== Problem to solve ==
For this task, copy the data that follows exactly, keeping every character.

Entries taken from a collection:
☆ ☆ ☆ ☆ ☆
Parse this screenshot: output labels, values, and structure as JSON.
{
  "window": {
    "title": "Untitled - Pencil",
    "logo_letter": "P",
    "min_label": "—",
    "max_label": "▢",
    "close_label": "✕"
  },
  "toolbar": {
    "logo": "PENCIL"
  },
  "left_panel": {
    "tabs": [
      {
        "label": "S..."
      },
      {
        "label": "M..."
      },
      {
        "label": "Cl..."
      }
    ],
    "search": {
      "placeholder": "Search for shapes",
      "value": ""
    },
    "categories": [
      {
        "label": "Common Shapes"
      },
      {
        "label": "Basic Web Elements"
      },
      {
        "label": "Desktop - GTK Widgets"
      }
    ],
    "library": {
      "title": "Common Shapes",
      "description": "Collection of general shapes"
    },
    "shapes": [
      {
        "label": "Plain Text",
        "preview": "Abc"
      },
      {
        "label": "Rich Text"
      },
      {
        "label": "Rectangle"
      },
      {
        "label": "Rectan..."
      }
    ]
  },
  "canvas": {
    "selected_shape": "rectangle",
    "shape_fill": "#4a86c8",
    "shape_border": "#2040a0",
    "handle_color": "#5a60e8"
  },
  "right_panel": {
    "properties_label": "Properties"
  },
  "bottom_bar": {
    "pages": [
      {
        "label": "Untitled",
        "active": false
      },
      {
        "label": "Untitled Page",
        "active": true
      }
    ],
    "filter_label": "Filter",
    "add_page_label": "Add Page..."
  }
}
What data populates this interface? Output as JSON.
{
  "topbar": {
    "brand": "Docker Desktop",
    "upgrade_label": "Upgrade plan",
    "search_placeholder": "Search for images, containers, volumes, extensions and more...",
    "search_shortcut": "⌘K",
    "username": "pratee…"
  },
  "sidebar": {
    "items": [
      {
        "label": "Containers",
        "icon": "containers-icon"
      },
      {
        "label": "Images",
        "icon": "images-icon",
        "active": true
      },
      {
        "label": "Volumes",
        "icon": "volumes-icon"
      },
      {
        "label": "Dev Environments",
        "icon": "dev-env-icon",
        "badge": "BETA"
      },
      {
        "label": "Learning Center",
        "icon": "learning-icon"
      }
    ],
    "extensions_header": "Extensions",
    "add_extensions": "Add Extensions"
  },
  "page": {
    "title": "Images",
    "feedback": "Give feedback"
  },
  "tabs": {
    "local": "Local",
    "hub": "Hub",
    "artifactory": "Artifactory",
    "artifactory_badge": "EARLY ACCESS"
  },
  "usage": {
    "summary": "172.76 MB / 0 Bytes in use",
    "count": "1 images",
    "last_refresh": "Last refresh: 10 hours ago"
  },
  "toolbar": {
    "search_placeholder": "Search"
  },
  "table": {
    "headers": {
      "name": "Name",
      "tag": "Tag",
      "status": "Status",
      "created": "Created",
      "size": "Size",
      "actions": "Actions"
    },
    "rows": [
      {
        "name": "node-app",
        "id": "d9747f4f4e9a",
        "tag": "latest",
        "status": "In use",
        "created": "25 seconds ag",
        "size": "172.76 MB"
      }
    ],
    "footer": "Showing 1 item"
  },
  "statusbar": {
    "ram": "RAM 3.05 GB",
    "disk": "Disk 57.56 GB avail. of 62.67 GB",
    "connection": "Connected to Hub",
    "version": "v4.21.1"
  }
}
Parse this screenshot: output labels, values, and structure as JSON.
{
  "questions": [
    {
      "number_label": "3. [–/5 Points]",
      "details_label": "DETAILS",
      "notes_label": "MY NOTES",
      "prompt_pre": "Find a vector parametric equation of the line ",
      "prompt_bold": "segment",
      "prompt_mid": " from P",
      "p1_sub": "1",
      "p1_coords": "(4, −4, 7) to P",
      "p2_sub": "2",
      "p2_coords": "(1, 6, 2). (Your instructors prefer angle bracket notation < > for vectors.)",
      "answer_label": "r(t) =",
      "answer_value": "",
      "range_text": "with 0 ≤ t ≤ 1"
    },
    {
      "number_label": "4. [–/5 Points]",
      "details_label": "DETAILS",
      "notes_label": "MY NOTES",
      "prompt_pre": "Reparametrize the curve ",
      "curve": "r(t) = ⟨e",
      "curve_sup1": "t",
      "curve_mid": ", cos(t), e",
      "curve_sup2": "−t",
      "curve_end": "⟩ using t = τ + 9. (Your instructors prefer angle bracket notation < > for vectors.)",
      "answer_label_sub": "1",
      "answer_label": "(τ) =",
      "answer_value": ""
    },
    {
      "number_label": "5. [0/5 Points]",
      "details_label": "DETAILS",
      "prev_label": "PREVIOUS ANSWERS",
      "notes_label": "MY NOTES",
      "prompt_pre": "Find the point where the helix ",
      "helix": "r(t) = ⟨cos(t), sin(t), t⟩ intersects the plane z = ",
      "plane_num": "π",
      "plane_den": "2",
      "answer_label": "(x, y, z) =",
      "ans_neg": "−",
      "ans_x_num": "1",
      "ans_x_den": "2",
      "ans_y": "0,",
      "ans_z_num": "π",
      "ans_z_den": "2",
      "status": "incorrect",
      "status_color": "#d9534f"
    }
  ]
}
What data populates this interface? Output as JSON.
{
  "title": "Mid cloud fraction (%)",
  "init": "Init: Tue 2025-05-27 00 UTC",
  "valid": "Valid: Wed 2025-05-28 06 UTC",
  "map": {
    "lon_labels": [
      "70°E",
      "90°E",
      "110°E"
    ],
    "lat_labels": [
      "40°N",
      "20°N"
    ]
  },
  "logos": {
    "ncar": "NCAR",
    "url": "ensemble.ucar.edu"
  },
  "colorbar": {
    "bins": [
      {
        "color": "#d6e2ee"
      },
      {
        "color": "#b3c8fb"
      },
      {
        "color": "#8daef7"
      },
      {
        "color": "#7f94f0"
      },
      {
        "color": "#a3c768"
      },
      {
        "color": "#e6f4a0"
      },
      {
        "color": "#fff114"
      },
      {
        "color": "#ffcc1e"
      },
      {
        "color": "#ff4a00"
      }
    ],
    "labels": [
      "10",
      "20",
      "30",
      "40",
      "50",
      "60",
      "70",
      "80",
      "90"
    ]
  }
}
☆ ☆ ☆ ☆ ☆
== Final answer ==
Parse this screenshot: output labels, values, and structure as JSON.
{
  "window": {
    "title": "Untitled - Pencil",
    "logo_letter": "P",
    "min_label": "—",
    "max_label": "▢",
    "close_label": "✕"
  },
  "toolbar": {
    "logo": "PENCIL"
  },
  "left_panel": {
    "tabs": [
      {
        "label": "S..."
      },
      {
        "label": "M..."
      },
      {
        "label": "Cl..."
      }
    ],
    "search": {
      "placeholder": "Search for shapes",
      "value": ""
    },
    "categories": [
      {
        "label": "Common Shapes"
      },
      {
        "label": "Basic Web Elements"
      },
      {
        "label": "Desktop - GTK Widgets"
      }
    ],
    "library": {
      "title": "Common Shapes",
      "description": "Collection of general shapes"
    },
    "shapes": [
      {
        "label": "Plain Text",
        "preview": "Abc"
      },
      {
        "label": "Rich Text"
      },
      {
        "label": "Rectangle"
      },
      {
        "label": "Rectan..."
      }
    ]
  },
  "canvas": {
    "selected_shape": "rectangle",
    "shape_fill": "#4a86c8",
    "shape_border": "#2040a0",
    "handle_color": "#5a60e8"
  },
  "right_panel": {
    "properties_label": "Properties"
  },
  "bottom_bar": {
    "pages": [
      {
        "label": "Untitled",
        "active": false
      },
      {
        "label": "Untitled Page",
        "active": true
      }
    ],
    "filter_label": "Filter",
    "add_page_label": "Add Page..."
  }
}
What data populates this interface? Output as JSON.
{
  "topbar": {
    "brand": "Docker Desktop",
    "upgrade_label": "Upgrade plan",
    "search_placeholder": "Search for images, containers, volumes, extensions and more...",
    "search_shortcut": "⌘K",
    "username": "pratee…"
  },
  "sidebar": {
    "items": [
      {
        "label": "Containers",
        "icon": "containers-icon"
      },
      {
        "label": "Images",
        "icon": "images-icon",
        "active": true
      },
      {
        "label": "Volumes",
        "icon": "volumes-icon"
      },
      {
        "label": "Dev Environments",
        "icon": "dev-env-icon",
        "badge": "BETA"
      },
      {
        "label": "Learning Center",
        "icon": "learning-icon"
      }
    ],
    "extensions_header": "Extensions",
    "add_extensions": "Add Extensions"
  },
  "page": {
    "title": "Images",
    "feedback": "Give feedback"
  },
  "tabs": {
    "local": "Local",
    "hub": "Hub",
    "artifactory": "Artifactory",
    "artifactory_badge": "EARLY ACCESS"
  },
  "usage": {
    "summary": "172.76 MB / 0 Bytes in use",
    "count": "1 images",
    "last_refresh": "Last refresh: 10 hours ago"
  },
  "toolbar": {
    "search_placeholder": "Search"
  },
  "table": {
    "headers": {
      "name": "Name",
      "tag": "Tag",
      "status": "Status",
      "created": "Created",
      "size": "Size",
      "actions": "Actions"
    },
    "rows": [
      {
        "name": "node-app",
        "id": "d9747f4f4e9a",
        "tag": "latest",
        "status": "In use",
        "created": "25 seconds ag",
        "size": "172.76 MB"
      }
    ],
    "footer": "Showing 1 item"
  },
  "statusbar": {
    "ram": "RAM 3.05 GB",
    "disk": "Disk 57.56 GB avail. of 62.67 GB",
    "connection": "Connected to Hub",
    "version": "v4.21.1"
  }
}
Parse this screenshot: output labels, values, and structure as JSON.
{
  "questions": [
    {
      "number_label": "3. [–/5 Points]",
      "details_label": "DETAILS",
      "notes_label": "MY NOTES",
      "prompt_pre": "Find a vector parametric equation of the line ",
      "prompt_bold": "segment",
      "prompt_mid": " from P",
      "p1_sub": "1",
      "p1_coords": "(4, −4, 7) to P",
      "p2_sub": "2",
      "p2_coords": "(1, 6, 2). (Your instructors prefer angle bracket notation < > for vectors.)",
      "answer_label": "r(t) =",
      "answer_value": "",
      "range_text": "with 0 ≤ t ≤ 1"
    },
    {
      "number_label": "4. [–/5 Points]",
      "details_label": "DETAILS",
      "notes_label": "MY NOTES",
      "prompt_pre": "Reparametrize the curve ",
      "curve": "r(t) = ⟨e",
      "curve_sup1": "t",
      "curve_mid": ", cos(t), e",
      "curve_sup2": "−t",
      "curve_end": "⟩ using t = τ + 9. (Your instructors prefer angle bracket notation < > for vectors.)",
      "answer_label_sub": "1",
      "answer_label": "(τ) =",
      "answer_value": ""
    },
    {
      "number_label": "5. [0/5 Points]",
      "details_label": "DETAILS",
      "prev_label": "PREVIOUS ANSWERS",
      "notes_label": "MY NOTES",
      "prompt_pre": "Find the point where the helix ",
      "helix": "r(t) = ⟨cos(t), sin(t), t⟩ intersects the plane z = ",
      "plane_num": "π",
      "plane_den": "2",
      "answer_label": "(x, y, z) =",
      "ans_neg": "−",
      "ans_x_num": "1",
      "ans_x_den": "2",
      "ans_y": "0,",
      "ans_z_num": "π",
      "ans_z_den": "2",
      "status": "incorrect",
      "status_color": "#d9534f"
    }
  ]
}
What data populates this interface? Output as JSON.
{
  "title": "Mid cloud fraction (%)",
  "init": "Init: Tue 2025-05-27 00 UTC",
  "valid": "Valid: Wed 2025-05-28 06 UTC",
  "map": {
    "lon_labels": [
      "70°E",
      "90°E",
      "110°E"
    ],
    "lat_labels": [
      "40°N",
      "20°N"
    ]
  },
  "logos": {
    "ncar": "NCAR",
    "url": "ensemble.ucar.edu"
  },
  "colorbar": {
    "bins": [
      {
        "color": "#d6e2ee"
      },
      {
        "color": "#b3c8fb"
      },
      {
        "color": "#8daef7"
      },
      {
        "color": "#7f94f0"
      },
      {
        "color": "#a3c768"
      },
      {
        "color": "#e6f4a0"
      },
      {
        "color": "#fff114"
      },
      {
        "color": "#ffcc1e"
      },
      {
        "color": "#ff4a00"
      }
    ],
    "labels": [
      "10",
      "20",
      "30",
      "40",
      "50",
      "60",
      "70",
      "80",
      "90"
    ]
  }
}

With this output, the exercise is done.